Successful mystery shopping doesn’t just happen. It requires more than someone just deciding to do it, and then finding a provider. Here are some things to consider:
Know your objectives. Goals must be defined in specific and measurable terms. Do you want to reinforce the lessons of a recently completed training program or do you want to establish a baseline before a training program is implemented? Do you have standards or behaviors that you want to ensure measure? Has one branch or store been the target of consistent complaints –or praise – and you want to obtain an objective picture of what’s happening at that location?
How will you use the information? Will the shopping reports be used as part of an incentive program for managers, employees or both? Will they be used as a competition, with the branch or store with the highest score winning a reward of some sort? Will a member of your management team review the evaluations with individual employees or will they be part of an overall score for the branch or store? Will the shopping reports be part of a performance review? Reports should never be the sole criteria for such a review but they are often one of many factors considered.
Keep it simple. It’s tempting to develop lengthy questionnaires that attempt to cover all possible behaviors. But experience shows the simpler, the better. Confusion and frustration are avoided and the information reported is more reliable.

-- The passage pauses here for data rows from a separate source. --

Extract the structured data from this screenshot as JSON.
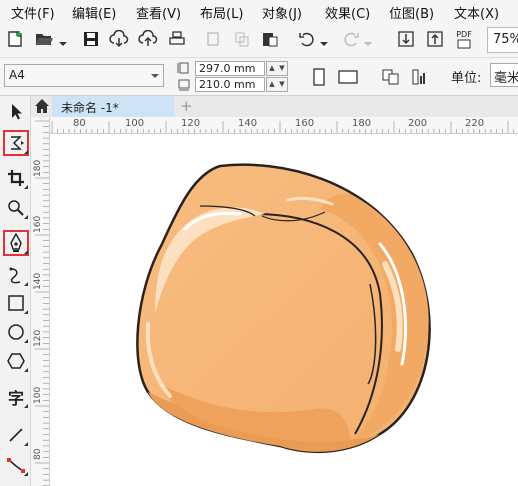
{
  "menu": {
    "items": [
      "文件(F)",
      "编辑(E)",
      "查看(V)",
      "布局(L)",
      "对象(J)",
      "效果(C)",
      "位图(B)",
      "文本(X)"
    ]
  },
  "toolbar": {
    "zoom": "75%",
    "pdf_label": "PDF"
  },
  "property_bar": {
    "page_size": "A4",
    "height_value": "297.0 mm",
    "width_value": "210.0 mm",
    "unit_label": "单位:",
    "unit_value": "毫米"
  },
  "tabs": {
    "document_tab": "未命名 -1*",
    "new_tab": "+"
  },
  "rulers": {
    "horizontal_ticks": [
      "80",
      "100",
      "120",
      "140",
      "160",
      "180",
      "200",
      "220"
    ],
    "vertical_ticks": [
      "180",
      "160",
      "140",
      "120",
      "100",
      "80"
    ]
  },
  "tools": [
    "pick-tool",
    "shape-tool",
    "crop-tool",
    "zoom-tool",
    "pen-tool",
    "bspline-tool",
    "rectangle-tool",
    "ellipse-tool",
    "polygon-tool",
    "text-tool",
    "line-tool",
    "connector-tool"
  ],
  "colors": {
    "highlight": "#e0343a",
    "peach_fill": "#f7b877",
    "peach_shadow": "#ea9c55",
    "peach_outline": "#2b2220"
  }
}
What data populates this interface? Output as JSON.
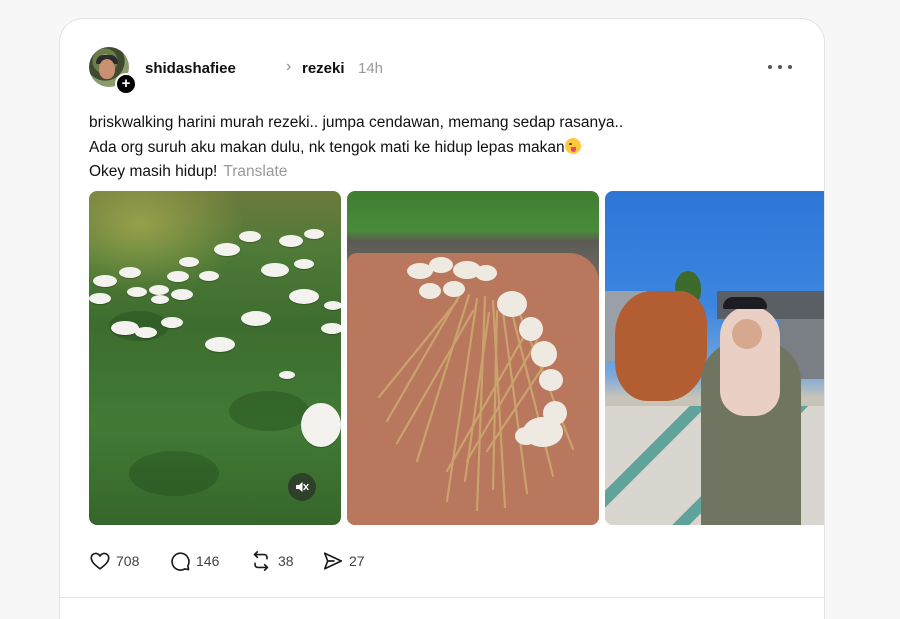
{
  "post": {
    "username": "shidashafiee",
    "topic": "rezeki",
    "time": "14h",
    "caption_lines": [
      "briskwalking harini murah rezeki.. jumpa cendawan, memang sedap rasanya..",
      "Ada org suruh aku makan dulu, nk tengok mati ke hidup lepas makan",
      "Okey masih hidup!"
    ],
    "translate_label": "Translate",
    "media": [
      {
        "name": "mushrooms-on-grass-video",
        "icon": "muted-speaker-icon"
      },
      {
        "name": "mushrooms-on-cloth-photo"
      },
      {
        "name": "woman-holding-bag-photo"
      }
    ],
    "actions": {
      "likes": "708",
      "comments": "146",
      "reposts": "38",
      "shares": "27"
    }
  },
  "colors": {
    "background": "#f7f7f7",
    "card": "#ffffff",
    "text": "#101010",
    "muted": "#999999"
  }
}
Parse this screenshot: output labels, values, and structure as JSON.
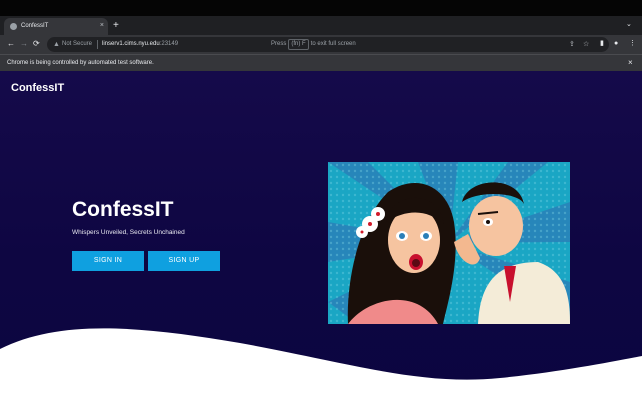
{
  "browser": {
    "tab_title": "ConfessIT",
    "tab_close": "×",
    "new_tab": "+",
    "tab_menu": "⌄",
    "nav": {
      "back": "←",
      "forward": "→",
      "reload": "⟳"
    },
    "security_label": "Not Secure",
    "url_host": "linserv1.cims.nyu.edu",
    "url_port": ":23149",
    "fullscreen_prefix": "Press",
    "fullscreen_key": "(fn) F",
    "fullscreen_suffix": "to exit full screen",
    "automation_notice": "Chrome is being controlled by automated test software.",
    "infobar_close": "×"
  },
  "page": {
    "brand": "ConfessIT",
    "hero": {
      "title": "ConfessIT",
      "subtitle": "Whispers Unveiled, Secrets Unchained",
      "sign_in": "SIGN IN",
      "sign_up": "SIGN UP"
    }
  },
  "colors": {
    "page_bg": "#0e0642",
    "button": "#0fa0e0",
    "wave": "#ffffff"
  }
}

Identify the mystery shopping company that best suits your company’s needs. Some companies specialize in particular industries; others limit themselves to specific geographic areas. Some companies offer mystery shopping as an adjunct to other services such as customer surveys, brand image research and focus group moderation. Others specialize in mystery shopping only. Which type of company will best meet your needs?